The output should be all lines of the entries below in which the word "nigga" occurs.

#### DATA RECORDS:

__________

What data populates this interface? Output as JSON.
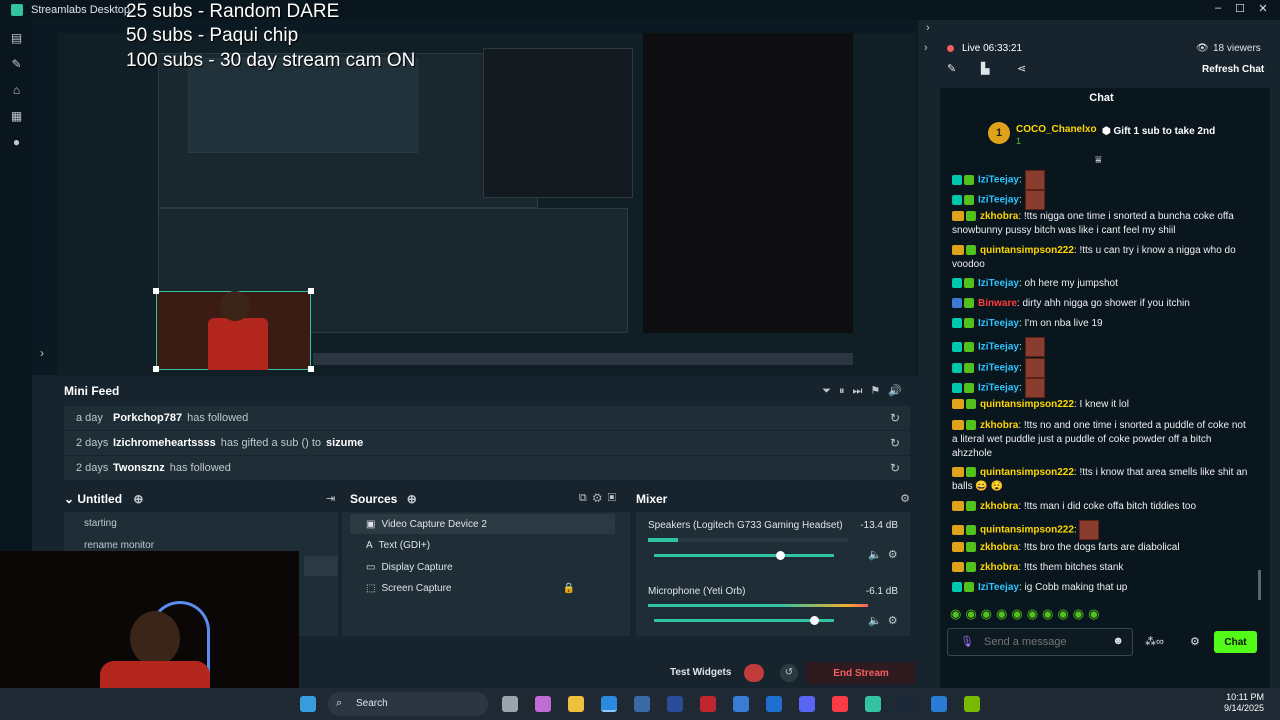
{
  "window": {
    "title": "Streamlabs Desktop",
    "controls": [
      "–",
      "☐",
      "✕"
    ]
  },
  "overlay": {
    "line1": "25 subs - Random DARE",
    "line2": "50 subs - Paqui chip",
    "line3": "100 subs - 30 day stream cam ON"
  },
  "mini_feed": {
    "title": "Mini Feed",
    "events": [
      {
        "when": "a day",
        "name": "Porkchop787",
        "action": "has followed",
        "extra": ""
      },
      {
        "when": "2 days",
        "name": "Izichromeheartssss",
        "action": "has gifted a sub () to",
        "extra": "sizume"
      },
      {
        "when": "2 days",
        "name": "Twonsznz",
        "action": "has followed",
        "extra": ""
      }
    ]
  },
  "scenes": {
    "title": "Untitled",
    "items": [
      "starting",
      "rename monitor"
    ]
  },
  "sources": {
    "title": "Sources",
    "items": [
      "Video Capture Device 2",
      "Text (GDI+)",
      "Display Capture",
      "Screen Capture"
    ]
  },
  "mixer": {
    "title": "Mixer",
    "channels": [
      {
        "name": "Speakers (Logitech G733 Gaming Headset)",
        "db": "-13.4 dB",
        "level": 0.75
      },
      {
        "name": "Microphone (Yeti Orb)",
        "db": "-6.1 dB",
        "level": 0.82
      }
    ]
  },
  "bottom": {
    "test_widgets": "Test Widgets",
    "end_stream": "End Stream"
  },
  "stream": {
    "live_time": "Live 06:33:21",
    "viewers": "18 viewers",
    "refresh_chat": "Refresh Chat"
  },
  "chat": {
    "title": "Chat",
    "pinned_user": "COCO_Chanelxo",
    "pinned_count": "1",
    "pinned_gift": "Gift 1 sub to take 2nd",
    "messages": [
      {
        "user": "IziTeejay",
        "color": "#31c3ff",
        "text": "",
        "emote": true
      },
      {
        "user": "IziTeejay",
        "color": "#31c3ff",
        "text": "",
        "emote": true
      },
      {
        "user": "zkhobra",
        "color": "#ffd700",
        "text": "!tts nigga one time i snorted a buncha coke offa snowbunny pussy bitch was like i cant feel my shiil"
      },
      {
        "user": "quintansimpson222",
        "color": "#ffd700",
        "text": "!tts u can try i know a nigga who do voodoo"
      },
      {
        "user": "IziTeejay",
        "color": "#31c3ff",
        "text": "oh here my jumpshot"
      },
      {
        "user": "Binware",
        "color": "#ff3b3b",
        "text": "dirty ahh nigga go shower if you itchin"
      },
      {
        "user": "IziTeejay",
        "color": "#31c3ff",
        "text": "I'm on nba live 19"
      },
      {
        "user": "IziTeejay",
        "color": "#31c3ff",
        "text": "",
        "emote": true
      },
      {
        "user": "IziTeejay",
        "color": "#31c3ff",
        "text": "",
        "emote": true
      },
      {
        "user": "IziTeejay",
        "color": "#31c3ff",
        "text": "",
        "emote": true
      },
      {
        "user": "quintansimpson222",
        "color": "#ffd700",
        "text": "I knew it lol"
      },
      {
        "user": "zkhobra",
        "color": "#ffd700",
        "text": "!tts no and one time i snorted a puddle of coke not a literal wet puddle just a puddle of coke powder off a bitch ahzzhole"
      },
      {
        "user": "quintansimpson222",
        "color": "#ffd700",
        "text": "!tts i know that area smells like shit an balls 😄 😧"
      },
      {
        "user": "zkhobra",
        "color": "#ffd700",
        "text": "!tts man i did coke offa bitch tiddies too"
      },
      {
        "user": "quintansimpson222",
        "color": "#ffd700",
        "text": "",
        "emote": true
      },
      {
        "user": "zkhobra",
        "color": "#ffd700",
        "text": "!tts bro the dogs farts are diabolical"
      },
      {
        "user": "zkhobra",
        "color": "#ffd700",
        "text": "!tts them bitches stank"
      },
      {
        "user": "IziTeejay",
        "color": "#31c3ff",
        "text": "ig Cobb making that up"
      }
    ],
    "input_placeholder": "Send a message",
    "send_label": "Chat"
  },
  "taskbar": {
    "search": "Search",
    "time": "10:11 PM",
    "date": "9/14/2025"
  },
  "colors": {
    "accent": "#31c3a2",
    "chat_button": "#53fc18",
    "live_red": "#f55e5e"
  }
}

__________

#### YOUR SOLUTION:
        "text": "!tts nigga one time i snorted a buncha coke offa snowbunny pussy bitch was like i cant feel my shiil"
        "text": "!tts u can try i know a nigga who do voodoo"
        "text": "dirty ahh nigga go shower if you itchin"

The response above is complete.